[Opening Records provided section]
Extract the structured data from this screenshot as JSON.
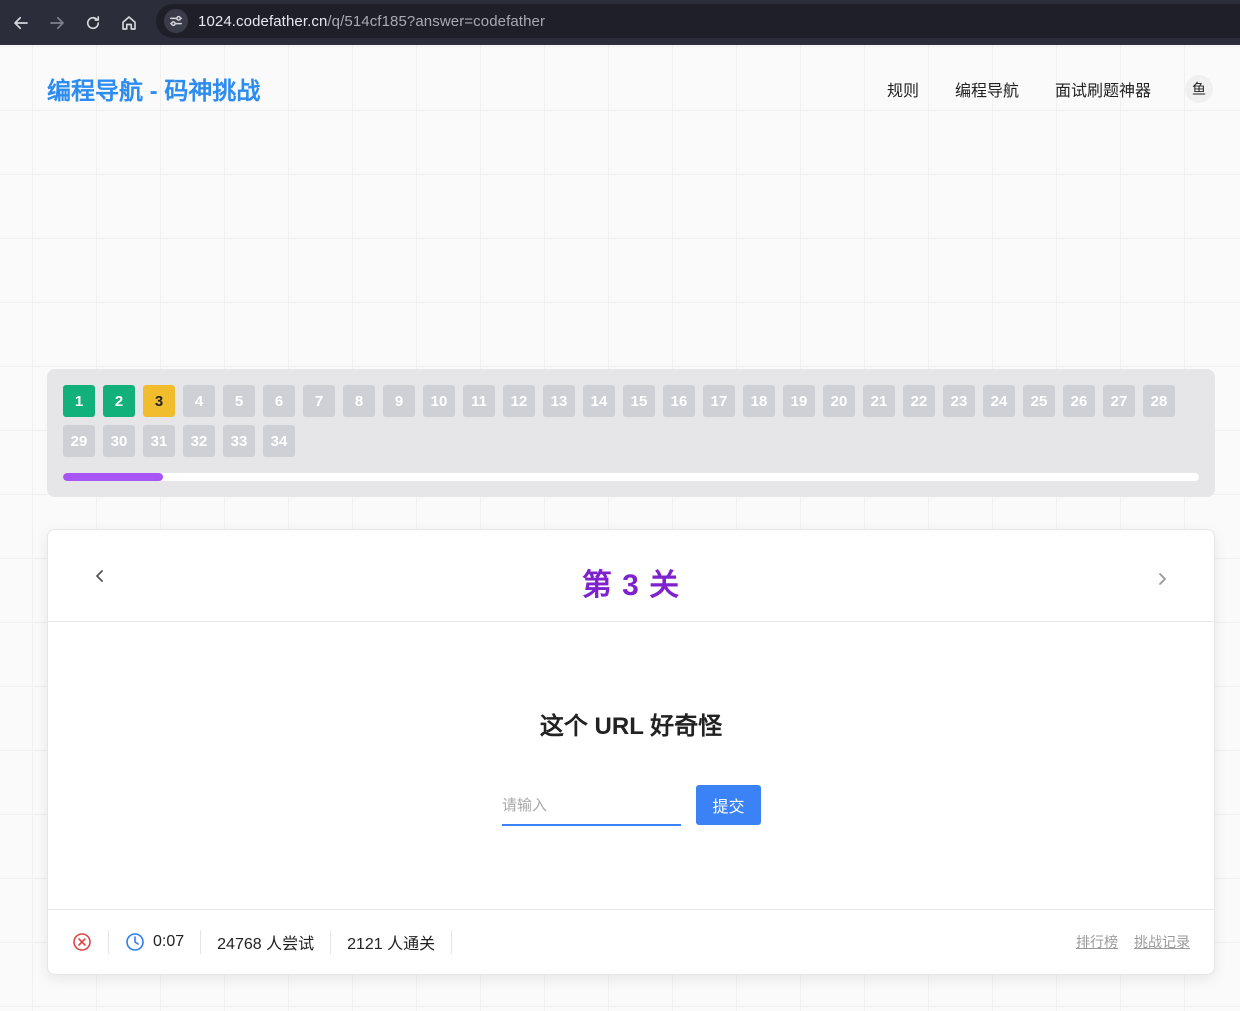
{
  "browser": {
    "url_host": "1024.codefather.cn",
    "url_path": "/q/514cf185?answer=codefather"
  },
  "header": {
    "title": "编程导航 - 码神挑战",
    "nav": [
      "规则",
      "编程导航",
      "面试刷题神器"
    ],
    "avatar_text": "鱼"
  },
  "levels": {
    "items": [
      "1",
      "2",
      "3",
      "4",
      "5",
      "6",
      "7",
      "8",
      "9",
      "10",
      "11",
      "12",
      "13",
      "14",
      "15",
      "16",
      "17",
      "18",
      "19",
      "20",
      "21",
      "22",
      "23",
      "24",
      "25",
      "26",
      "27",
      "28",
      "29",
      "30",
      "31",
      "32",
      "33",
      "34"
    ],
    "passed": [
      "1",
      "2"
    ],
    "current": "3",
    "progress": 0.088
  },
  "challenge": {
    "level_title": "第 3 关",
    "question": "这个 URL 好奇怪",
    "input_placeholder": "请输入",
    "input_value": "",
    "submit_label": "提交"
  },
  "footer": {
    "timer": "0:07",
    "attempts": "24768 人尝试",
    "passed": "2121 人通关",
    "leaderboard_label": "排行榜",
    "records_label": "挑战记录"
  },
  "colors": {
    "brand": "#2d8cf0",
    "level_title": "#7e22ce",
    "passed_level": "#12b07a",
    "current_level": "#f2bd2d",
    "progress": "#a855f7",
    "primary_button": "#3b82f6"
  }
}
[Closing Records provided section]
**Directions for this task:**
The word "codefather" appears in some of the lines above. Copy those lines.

**Exercise response:**
    "url_host": "1024.codefather.cn",
    "url_path": "/q/514cf185?answer=codefather"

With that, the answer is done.